### YOUR TASK
How many lines in the material below include the word "into"? Give only the number.

### AVAILABLE RECORDS

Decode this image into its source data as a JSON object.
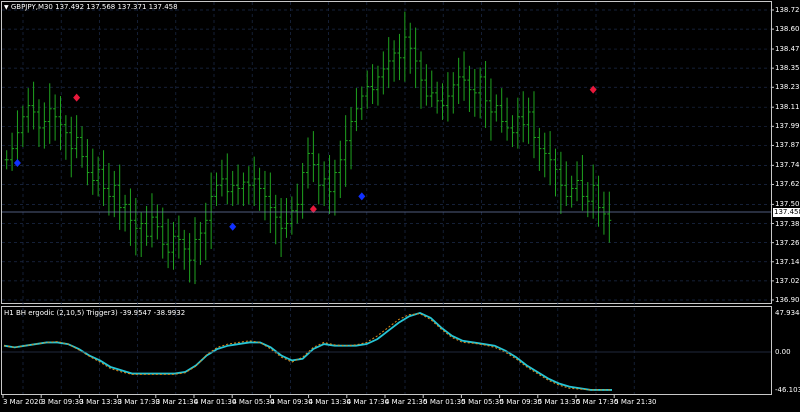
{
  "main_chart": {
    "symbol_header": "GBPJPY,M30  137.492 137.568 137.371 137.458",
    "price_labels": [
      "138.720",
      "138.600",
      "138.475",
      "138.355",
      "138.235",
      "138.110",
      "137.990",
      "137.870",
      "137.745",
      "137.625",
      "137.500",
      "137.380",
      "137.260",
      "137.140",
      "137.020",
      "136.900"
    ],
    "current_price": "137.458",
    "colors": {
      "background": "#000000",
      "bars": "#1fa31f",
      "grid": "#1c2b4a",
      "sell_marker": "#e8193c",
      "buy_marker": "#1030ff",
      "current_price_box": "#ffffff"
    }
  },
  "indicator": {
    "header": "H1 BH ergodic (2,10,5) Trigger3) -39.9547 -38.9932",
    "scale_labels": [
      "47.9344",
      "0.00",
      "-46.1039"
    ],
    "colors": {
      "main_line": "#26c6d6",
      "trigger_line": "#d98a1a"
    }
  },
  "time_axis": {
    "labels": [
      "3 Mar 2020",
      "3 Mar 09:30",
      "3 Mar 13:30",
      "3 Mar 17:30",
      "3 Mar 21:30",
      "4 Mar 01:30",
      "4 Mar 05:30",
      "4 Mar 09:30",
      "4 Mar 13:30",
      "4 Mar 17:30",
      "4 Mar 21:30",
      "5 Mar 01:30",
      "5 Mar 05:30",
      "5 Mar 09:30",
      "5 Mar 13:30",
      "5 Mar 17:30",
      "5 Mar 21:30"
    ]
  },
  "chart_data": {
    "type": "bar",
    "title": "GBPJPY,M30",
    "ylim": [
      136.9,
      138.72
    ],
    "series": [
      {
        "name": "GBPJPY,M30",
        "values_close": [
          137.78,
          137.85,
          137.95,
          138.05,
          138.12,
          138.08,
          137.98,
          138.02,
          138.1,
          138.05,
          138.0,
          137.95,
          137.85,
          137.92,
          137.8,
          137.7,
          137.65,
          137.72,
          137.6,
          137.55,
          137.62,
          137.48,
          137.5,
          137.4,
          137.35,
          137.38,
          137.3,
          137.42,
          137.36,
          137.25,
          137.2,
          137.3,
          137.28,
          137.22,
          137.15,
          137.28,
          137.32,
          137.4,
          137.55,
          137.62,
          137.66,
          137.58,
          137.62,
          137.6,
          137.64,
          137.62,
          137.66,
          137.6,
          137.55,
          137.48,
          137.42,
          137.35,
          137.38,
          137.46,
          137.5,
          137.7,
          137.82,
          137.75,
          137.62,
          137.66,
          137.58,
          137.7,
          137.78,
          137.9,
          138.02,
          138.1,
          138.18,
          138.24,
          138.22,
          138.3,
          138.35,
          138.4,
          138.45,
          138.42,
          138.55,
          138.48,
          138.4,
          138.28,
          138.18,
          138.2,
          138.15,
          138.12,
          138.18,
          138.25,
          138.3,
          138.28,
          138.22,
          138.2,
          138.3,
          138.15,
          138.08,
          138.12,
          138.02,
          137.98,
          137.95,
          138.05,
          138.0,
          138.08,
          137.92,
          137.85,
          137.82,
          137.78,
          137.72,
          137.62,
          137.55,
          137.6,
          137.65,
          137.55,
          137.52,
          137.62,
          137.48,
          137.44,
          137.4
        ]
      }
    ],
    "markers": [
      {
        "type": "buy",
        "bar_index": 2,
        "price": 137.76
      },
      {
        "type": "sell",
        "bar_index": 13,
        "price": 138.17
      },
      {
        "type": "buy",
        "bar_index": 42,
        "price": 137.36
      },
      {
        "type": "sell",
        "bar_index": 57,
        "price": 137.47
      },
      {
        "type": "buy",
        "bar_index": 66,
        "price": 137.55
      },
      {
        "type": "sell",
        "bar_index": 109,
        "price": 138.22
      }
    ],
    "indicator_series": [
      {
        "name": "main",
        "values": [
          8,
          6,
          8,
          10,
          12,
          12,
          10,
          4,
          -4,
          -10,
          -18,
          -22,
          -26,
          -26,
          -26,
          -26,
          -26,
          -24,
          -16,
          -4,
          4,
          8,
          10,
          12,
          12,
          6,
          -4,
          -10,
          -8,
          4,
          10,
          8,
          8,
          8,
          10,
          16,
          26,
          36,
          44,
          48,
          42,
          30,
          20,
          14,
          12,
          10,
          8,
          2,
          -6,
          -16,
          -24,
          -32,
          -38,
          -42,
          -44,
          -46,
          -46,
          -46
        ]
      },
      {
        "name": "trigger",
        "values": [
          8,
          6,
          8,
          10,
          12,
          13,
          10,
          3,
          -5,
          -12,
          -20,
          -24,
          -27,
          -27,
          -27,
          -27,
          -27,
          -25,
          -17,
          -3,
          6,
          10,
          12,
          14,
          12,
          4,
          -6,
          -12,
          -6,
          6,
          12,
          9,
          8,
          9,
          12,
          20,
          30,
          40,
          46,
          47,
          40,
          28,
          18,
          12,
          11,
          9,
          6,
          0,
          -8,
          -18,
          -26,
          -34,
          -40,
          -44,
          -45,
          -46,
          -46,
          -46
        ]
      }
    ]
  }
}
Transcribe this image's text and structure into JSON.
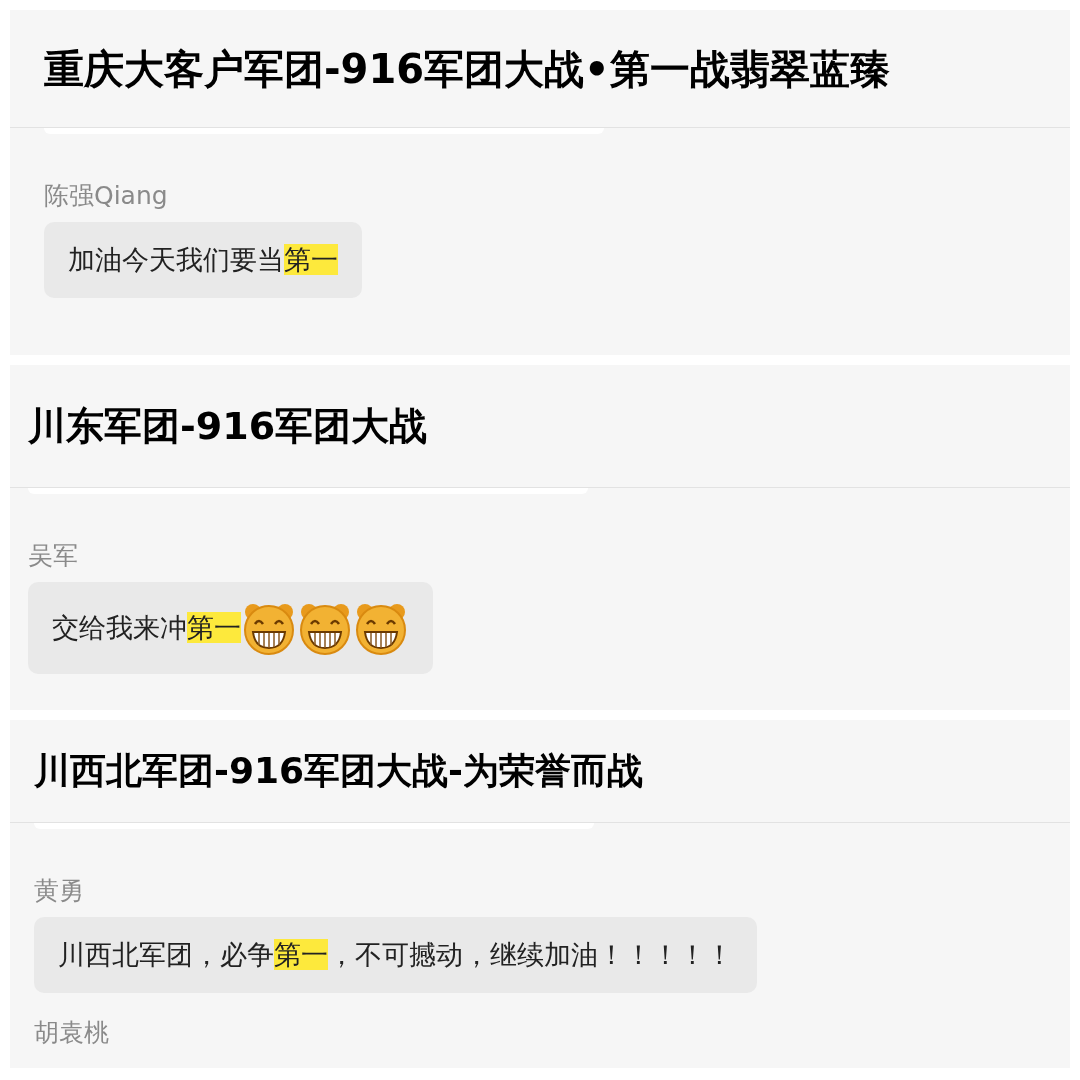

### ANSWER SPACE
2